I didn't grow up in the country.
Yes, I grew up on a farm and ranch. But to say it's in the "country" would be misleading at best. From my parent's house, you can get to Walmart or McDonald's in about five minutes. Houses line the horizon and block out any views that could be considered majestic.
So moving out into the actual country was a new experience for me.
It could be isolating, I suppose, were I not someone who enjoys and values solitude. You can read into that whatever you want; the truth of the matter is, I enjoy living somewhere where I can wear sweats or old frayed jeans most days and the only people who might see me are my family, my in-laws ... and the occasional trucker who stops at the house looking for the bins or the corrals.
My husband teased me as I prepared to move out of Bismarck, where I lived after college. No more last-minute runs to the grocery store. He mockingly pondered what we'd eat when I'd forgotten to buy more than I needed for that one day.
I'm not going to say that part wasn't difficult — or that I've never changed up a menu at the last minute when I realized I'd forgotten to stock up on a staple that should have been in the cupboards. I haven't lived in Bismarck for almost nine years, and I'm still adjusting to that part.
But I've discovered so many other things that make it worthwhile to live out here. The surprising thing that gets me almost every evening? The sunsets.
I've always loved a good sunset. I love the way the colors blend and run together while still staying true to themselves. I love seeing cows or hay bales or trees silhouetted against it. And I love the peace it seems to give the world in front of it.

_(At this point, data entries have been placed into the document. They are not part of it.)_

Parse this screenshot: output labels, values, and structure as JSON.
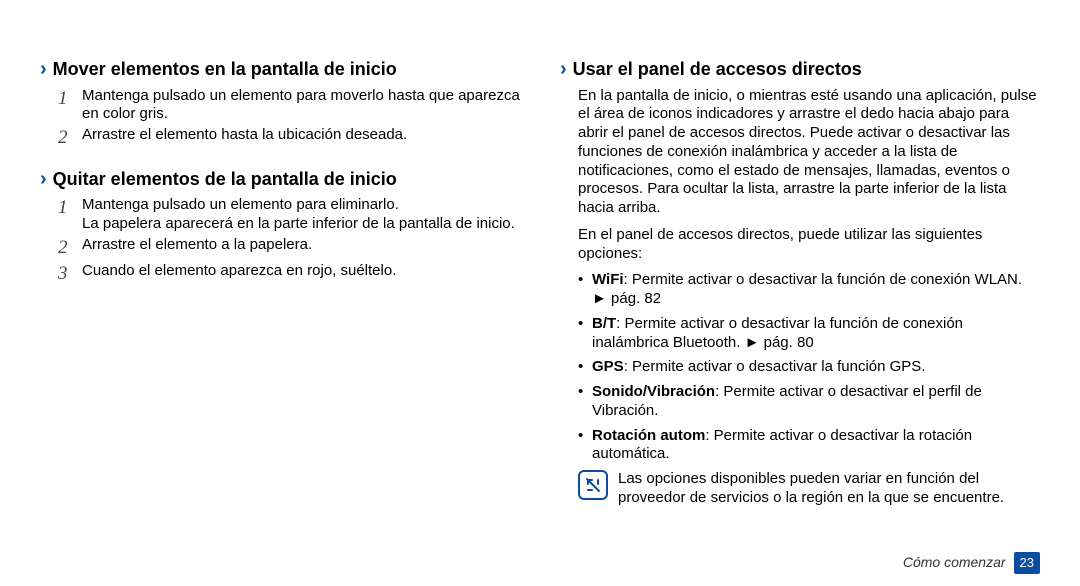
{
  "left": {
    "sec1": {
      "title": "Mover elementos en la pantalla de inicio",
      "steps": [
        "Mantenga pulsado un elemento para moverlo hasta que aparezca en color gris.",
        "Arrastre el elemento hasta la ubicación deseada."
      ]
    },
    "sec2": {
      "title": "Quitar elementos de la pantalla de inicio",
      "step1": "Mantenga pulsado un elemento para eliminarlo.",
      "step1b": "La papelera aparecerá en la parte inferior de la pantalla de inicio.",
      "step2": "Arrastre el elemento a la papelera.",
      "step3": "Cuando el elemento aparezca en rojo, suéltelo."
    }
  },
  "right": {
    "sec": {
      "title": "Usar el panel de accesos directos",
      "para1": "En la pantalla de inicio, o mientras esté usando una aplicación, pulse el área de iconos indicadores y arrastre el dedo hacia abajo para abrir el panel de accesos directos. Puede activar o desactivar las funciones de conexión inalámbrica y acceder a la lista de notificaciones, como el estado de mensajes, llamadas, eventos o procesos. Para ocultar la lista, arrastre la parte inferior de la lista hacia arriba.",
      "para2": "En el panel de accesos directos, puede utilizar las siguientes opciones:",
      "bullets": [
        {
          "bold": "WiFi",
          "rest": ": Permite activar o desactivar la función de conexión WLAN. ",
          "arrow": "►",
          "ref": " pág. 82"
        },
        {
          "bold": "B/T",
          "rest": ": Permite activar o desactivar la función de conexión inalámbrica Bluetooth. ",
          "arrow": "►",
          "ref": " pág. 80"
        },
        {
          "bold": "GPS",
          "rest": ": Permite activar o desactivar la función GPS.",
          "arrow": "",
          "ref": ""
        },
        {
          "bold": "Sonido/Vibración",
          "rest": ": Permite activar o desactivar el perfil de Vibración.",
          "arrow": "",
          "ref": ""
        },
        {
          "bold": "Rotación autom",
          "rest": ": Permite activar o desactivar la rotación automática.",
          "arrow": "",
          "ref": ""
        }
      ],
      "note": "Las opciones disponibles pueden variar en función del proveedor de servicios o la región en la que se encuentre."
    }
  },
  "footer": {
    "label": "Cómo comenzar",
    "page": "23"
  },
  "nums": {
    "n1": "1",
    "n2": "2",
    "n3": "3"
  },
  "glyphs": {
    "chevron": "›"
  }
}
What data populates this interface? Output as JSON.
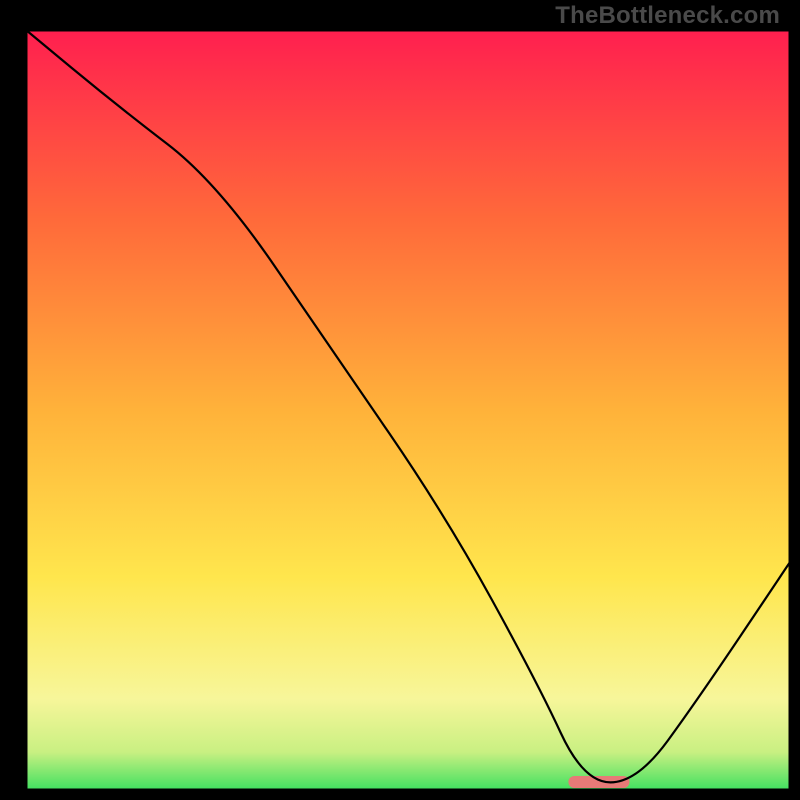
{
  "watermark": "TheBottleneck.com",
  "colors": {
    "border": "#000000",
    "curve": "#000000",
    "marker": "#e77a77",
    "gradient_stops": [
      {
        "pct": 0,
        "color": "#ff1f4f"
      },
      {
        "pct": 25,
        "color": "#ff6a3a"
      },
      {
        "pct": 50,
        "color": "#ffb23a"
      },
      {
        "pct": 72,
        "color": "#ffe64d"
      },
      {
        "pct": 88,
        "color": "#f7f69a"
      },
      {
        "pct": 95,
        "color": "#c9f082"
      },
      {
        "pct": 100,
        "color": "#40e060"
      }
    ]
  },
  "chart_data": {
    "type": "line",
    "title": "",
    "xlabel": "",
    "ylabel": "",
    "xlim": [
      0,
      100
    ],
    "ylim": [
      0,
      100
    ],
    "x": [
      0,
      12,
      25,
      40,
      55,
      67,
      73,
      80,
      88,
      100
    ],
    "values": [
      100,
      90,
      80,
      58,
      36,
      14,
      1,
      1,
      12,
      30
    ],
    "marker": {
      "x": 75,
      "y": 0,
      "width": 8
    }
  }
}
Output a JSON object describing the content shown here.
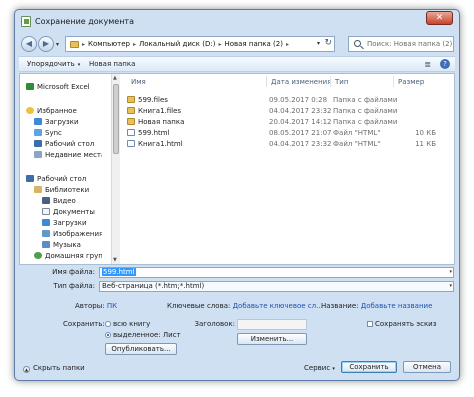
{
  "window": {
    "title": "Сохранение документа",
    "close": "✕"
  },
  "nav": {
    "back": "◀",
    "forward": "▶",
    "dropdown": "▾",
    "breadcrumbs": [
      "Компьютер",
      "Локальный диск (D:)",
      "Новая папка (2)"
    ],
    "crumb_sep": "▸",
    "refresh": "↻",
    "search_placeholder": "Поиск: Новая папка (2)"
  },
  "toolbar": {
    "organize": "Упорядочить",
    "new_folder": "Новая папка",
    "view_icon": "≣",
    "help": "?"
  },
  "sidebar": {
    "items": [
      {
        "label": "Microsoft Excel",
        "icon": "excel-icon"
      },
      {
        "label": "Избранное",
        "icon": "star-icon"
      },
      {
        "label": "Загрузки",
        "icon": "download-icon"
      },
      {
        "label": "Sync",
        "icon": "sync-icon"
      },
      {
        "label": "Рабочий стол",
        "icon": "desktop-icon"
      },
      {
        "label": "Недавние места",
        "icon": "recent-icon"
      },
      {
        "label": "Рабочий стол",
        "icon": "desktop-icon"
      },
      {
        "label": "Библиотеки",
        "icon": "library-icon"
      },
      {
        "label": "Видео",
        "icon": "video-icon"
      },
      {
        "label": "Документы",
        "icon": "documents-icon"
      },
      {
        "label": "Загрузки",
        "icon": "download-icon"
      },
      {
        "label": "Изображения",
        "icon": "images-icon"
      },
      {
        "label": "Музыка",
        "icon": "music-icon"
      },
      {
        "label": "Домашняя груп",
        "icon": "homegroup-icon"
      }
    ]
  },
  "files": {
    "columns": {
      "name": "Имя",
      "date": "Дата изменения",
      "type": "Тип",
      "size": "Размер"
    },
    "rows": [
      {
        "name": "599.files",
        "date": "09.05.2017 0:28",
        "type": "Папка с файлами",
        "size": "",
        "icon": "folder-icon"
      },
      {
        "name": "Книга1.files",
        "date": "04.04.2017 23:32",
        "type": "Папка с файлами",
        "size": "",
        "icon": "folder-icon"
      },
      {
        "name": "Новая папка",
        "date": "20.04.2017 14:12",
        "type": "Папка с файлами",
        "size": "",
        "icon": "folder-icon"
      },
      {
        "name": "599.html",
        "date": "08.05.2017 21:07",
        "type": "Файл \"HTML\"",
        "size": "10 КБ",
        "icon": "html-file-icon"
      },
      {
        "name": "Книга1.html",
        "date": "04.04.2017 23:32",
        "type": "Файл \"HTML\"",
        "size": "11 КБ",
        "icon": "html-file-icon"
      }
    ]
  },
  "form": {
    "filename_label": "Имя файла:",
    "filename_value": "599.html",
    "filetype_label": "Тип файла:",
    "filetype_value": "Веб-страница (*.htm;*.html)",
    "authors_label": "Авторы:",
    "authors_value": "ПК",
    "keywords_label": "Ключевые слова:",
    "keywords_value": "Добавьте ключевое сл...",
    "title_label": "Название:",
    "title_value": "Добавьте название",
    "save_label": "Сохранить:",
    "radio_book": "всю книгу",
    "radio_selection": "выделенное: Лист",
    "publish": "Опубликовать...",
    "heading_label": "Заголовок:",
    "change": "Изменить...",
    "save_thumbnail": "Сохранять эскиз"
  },
  "footer": {
    "hide_folders": "Скрыть папки",
    "service": "Сервис",
    "save": "Сохранить",
    "cancel": "Отмена"
  }
}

So many times lately, the sunset as I drive home from picking up my kids in town has made me catch my breath. My artistic side thrills to it, though I'm certain there is no medium in which I could capture it well enough to give me that same feeling. Certainly I can't seem to capture it with my camera in a way that brings it to life in the same way as standing out there looking at it. That, of course, doesn't stop me from trying.
A few weeks ago, my daughter and I spotted every color of the rainbow above our feedlot. Red glowed just above the horizon, blending into a vibrant orange and a pale yellow. A little strip of green melded into blue and what I assume was indigo (I'm honestly never sure). And purple stretched into the black of the night that was moving in.
I stopped the car as soon as I pulled into our place and started taking pictures, much to the annoyance of my girls who, while fine with looking at the sunset, didn't see the point of capturing it.
They were quite right. The memory of that sunset is much lovelier than the poor photo I took.
My girls may never understand why I gasp at the sunset. They're growing up where you can see off in the distance, with the only impediment in the distance a haystack or a cow or a row of trees. To me, it's still a bit of a novelty.
They don't know what it's like to be able to drive to town for supper without it being a big deal. They don't know what it's like to be able to run to the store for that last ingredient instead of changing plans.
Personally, I think they're getting the better end of the deal.